* [ASSIGNED TASK]
Find each line in the records below that contains the word "placeholder", and copy it out.

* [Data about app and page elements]

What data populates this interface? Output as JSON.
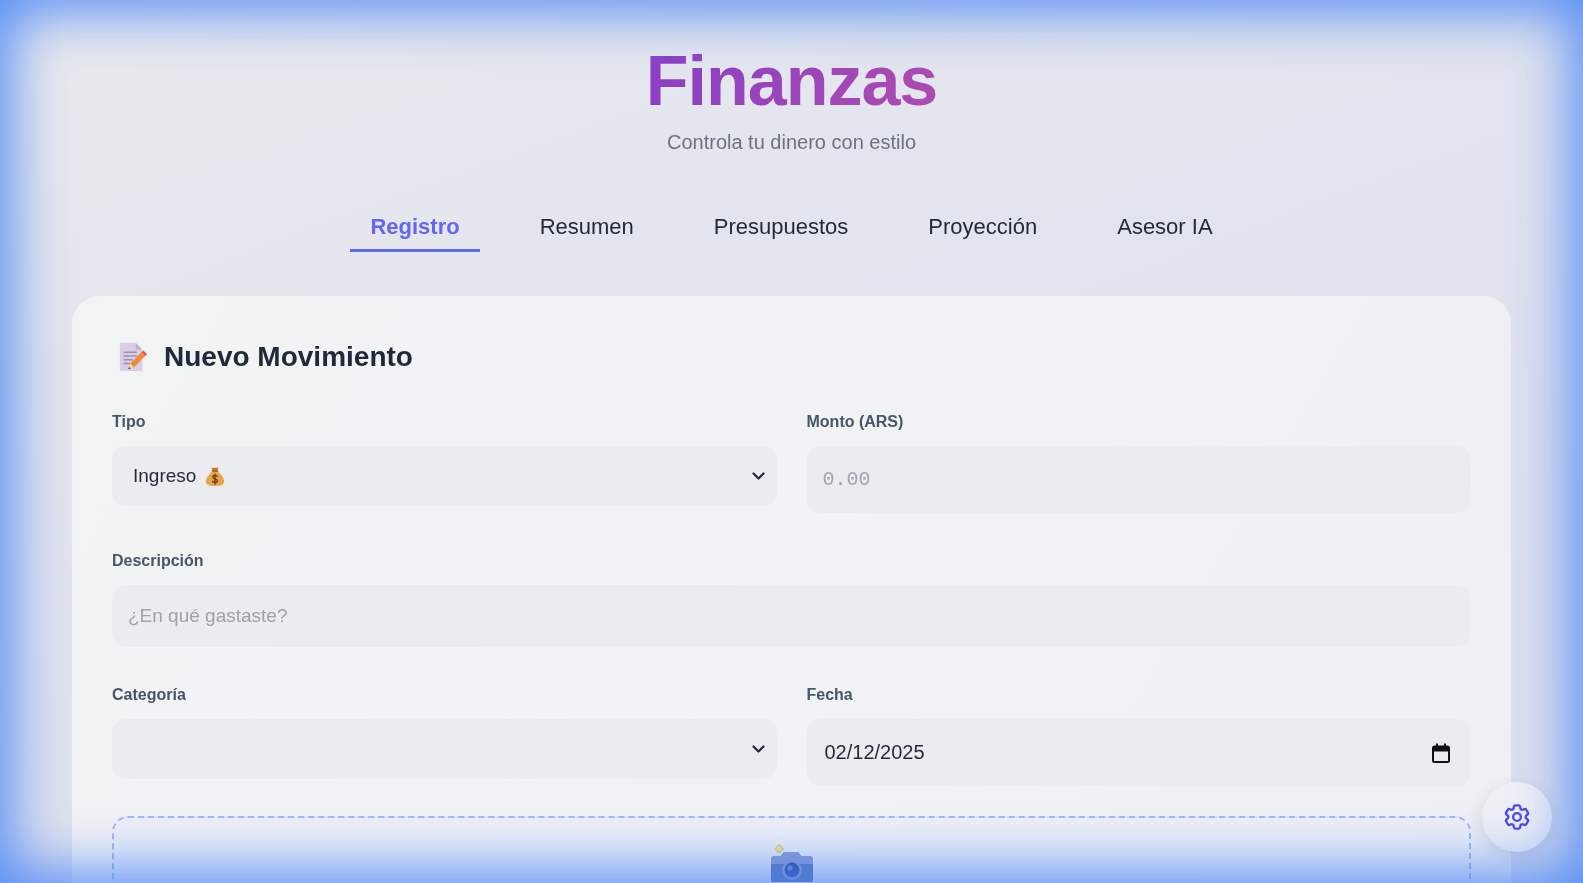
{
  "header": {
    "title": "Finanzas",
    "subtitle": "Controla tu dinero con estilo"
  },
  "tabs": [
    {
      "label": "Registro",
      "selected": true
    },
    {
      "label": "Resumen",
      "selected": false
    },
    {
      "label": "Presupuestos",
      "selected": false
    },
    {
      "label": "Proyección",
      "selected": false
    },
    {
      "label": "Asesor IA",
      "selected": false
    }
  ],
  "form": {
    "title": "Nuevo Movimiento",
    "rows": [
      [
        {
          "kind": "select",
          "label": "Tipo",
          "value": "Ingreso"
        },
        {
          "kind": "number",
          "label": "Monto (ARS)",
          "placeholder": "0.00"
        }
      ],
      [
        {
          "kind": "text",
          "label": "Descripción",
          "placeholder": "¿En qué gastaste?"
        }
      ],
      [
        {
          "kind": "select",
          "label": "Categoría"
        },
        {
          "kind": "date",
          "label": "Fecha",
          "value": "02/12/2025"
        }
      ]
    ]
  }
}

* [WRITTEN REPLY]
          "placeholder": "0.00"
          "placeholder": "¿En qué gastaste?"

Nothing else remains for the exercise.